> **THE PROBLEM**: Word for word, return every record.
Segment Start: PROVIDED MATERIAL
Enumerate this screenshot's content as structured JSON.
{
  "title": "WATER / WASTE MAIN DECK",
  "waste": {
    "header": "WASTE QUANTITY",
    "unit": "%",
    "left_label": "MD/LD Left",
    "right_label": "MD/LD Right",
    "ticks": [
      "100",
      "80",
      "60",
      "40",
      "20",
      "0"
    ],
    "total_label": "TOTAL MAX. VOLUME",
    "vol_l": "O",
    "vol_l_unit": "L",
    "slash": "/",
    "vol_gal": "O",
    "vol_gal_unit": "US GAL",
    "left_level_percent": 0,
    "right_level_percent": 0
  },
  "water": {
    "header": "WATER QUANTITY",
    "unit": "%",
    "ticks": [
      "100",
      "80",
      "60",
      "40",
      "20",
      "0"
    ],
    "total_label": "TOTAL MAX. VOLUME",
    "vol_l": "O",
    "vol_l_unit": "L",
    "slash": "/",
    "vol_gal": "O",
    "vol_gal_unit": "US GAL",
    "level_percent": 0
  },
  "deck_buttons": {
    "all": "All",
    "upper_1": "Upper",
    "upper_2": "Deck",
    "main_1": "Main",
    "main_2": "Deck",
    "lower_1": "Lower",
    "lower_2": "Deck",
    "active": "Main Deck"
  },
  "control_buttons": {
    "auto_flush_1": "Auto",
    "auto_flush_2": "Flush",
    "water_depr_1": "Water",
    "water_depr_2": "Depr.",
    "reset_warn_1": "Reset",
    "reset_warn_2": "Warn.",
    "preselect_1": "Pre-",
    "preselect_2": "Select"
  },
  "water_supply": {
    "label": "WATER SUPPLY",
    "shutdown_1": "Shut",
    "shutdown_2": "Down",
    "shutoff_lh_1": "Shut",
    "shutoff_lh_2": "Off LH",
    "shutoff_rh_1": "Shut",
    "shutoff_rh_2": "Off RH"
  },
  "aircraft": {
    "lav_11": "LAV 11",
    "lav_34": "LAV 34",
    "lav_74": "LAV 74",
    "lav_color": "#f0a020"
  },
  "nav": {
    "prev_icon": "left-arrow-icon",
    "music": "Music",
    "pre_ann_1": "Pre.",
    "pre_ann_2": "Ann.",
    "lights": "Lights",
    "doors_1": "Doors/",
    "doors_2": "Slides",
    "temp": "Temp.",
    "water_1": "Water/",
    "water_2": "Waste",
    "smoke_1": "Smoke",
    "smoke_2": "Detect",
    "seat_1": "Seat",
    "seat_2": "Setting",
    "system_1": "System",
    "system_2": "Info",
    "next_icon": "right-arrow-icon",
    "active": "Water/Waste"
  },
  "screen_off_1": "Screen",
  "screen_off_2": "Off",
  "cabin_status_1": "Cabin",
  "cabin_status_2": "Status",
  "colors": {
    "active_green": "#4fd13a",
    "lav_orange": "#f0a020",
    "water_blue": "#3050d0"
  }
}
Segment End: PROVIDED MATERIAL
> **EXERCISE SOLUTION**:
Enumerate this screenshot's content as structured JSON.
{
  "title": "WATER / WASTE MAIN DECK",
  "waste": {
    "header": "WASTE QUANTITY",
    "unit": "%",
    "left_label": "MD/LD Left",
    "right_label": "MD/LD Right",
    "ticks": [
      "100",
      "80",
      "60",
      "40",
      "20",
      "0"
    ],
    "total_label": "TOTAL MAX. VOLUME",
    "vol_l": "O",
    "vol_l_unit": "L",
    "slash": "/",
    "vol_gal": "O",
    "vol_gal_unit": "US GAL",
    "left_level_percent": 0,
    "right_level_percent": 0
  },
  "water": {
    "header": "WATER QUANTITY",
    "unit": "%",
    "ticks": [
      "100",
      "80",
      "60",
      "40",
      "20",
      "0"
    ],
    "total_label": "TOTAL MAX. VOLUME",
    "vol_l": "O",
    "vol_l_unit": "L",
    "slash": "/",
    "vol_gal": "O",
    "vol_gal_unit": "US GAL",
    "level_percent": 0
  },
  "deck_buttons": {
    "all": "All",
    "upper_1": "Upper",
    "upper_2": "Deck",
    "main_1": "Main",
    "main_2": "Deck",
    "lower_1": "Lower",
    "lower_2": "Deck",
    "active": "Main Deck"
  },
  "control_buttons": {
    "auto_flush_1": "Auto",
    "auto_flush_2": "Flush",
    "water_depr_1": "Water",
    "water_depr_2": "Depr.",
    "reset_warn_1": "Reset",
    "reset_warn_2": "Warn.",
    "preselect_1": "Pre-",
    "preselect_2": "Select"
  },
  "water_supply": {
    "label": "WATER SUPPLY",
    "shutdown_1": "Shut",
    "shutdown_2": "Down",
    "shutoff_lh_1": "Shut",
    "shutoff_lh_2": "Off LH",
    "shutoff_rh_1": "Shut",
    "shutoff_rh_2": "Off RH"
  },
  "aircraft": {
    "lav_11": "LAV 11",
    "lav_34": "LAV 34",
    "lav_74": "LAV 74",
    "lav_color": "#f0a020"
  },
  "nav": {
    "prev_icon": "left-arrow-icon",
    "music": "Music",
    "pre_ann_1": "Pre.",
    "pre_ann_2": "Ann.",
    "lights": "Lights",
    "doors_1": "Doors/",
    "doors_2": "Slides",
    "temp": "Temp.",
    "water_1": "Water/",
    "water_2": "Waste",
    "smoke_1": "Smoke",
    "smoke_2": "Detect",
    "seat_1": "Seat",
    "seat_2": "Setting",
    "system_1": "System",
    "system_2": "Info",
    "next_icon": "right-arrow-icon",
    "active": "Water/Waste"
  },
  "screen_off_1": "Screen",
  "screen_off_2": "Off",
  "cabin_status_1": "Cabin",
  "cabin_status_2": "Status",
  "colors": {
    "active_green": "#4fd13a",
    "lav_orange": "#f0a020",
    "water_blue": "#3050d0"
  }
}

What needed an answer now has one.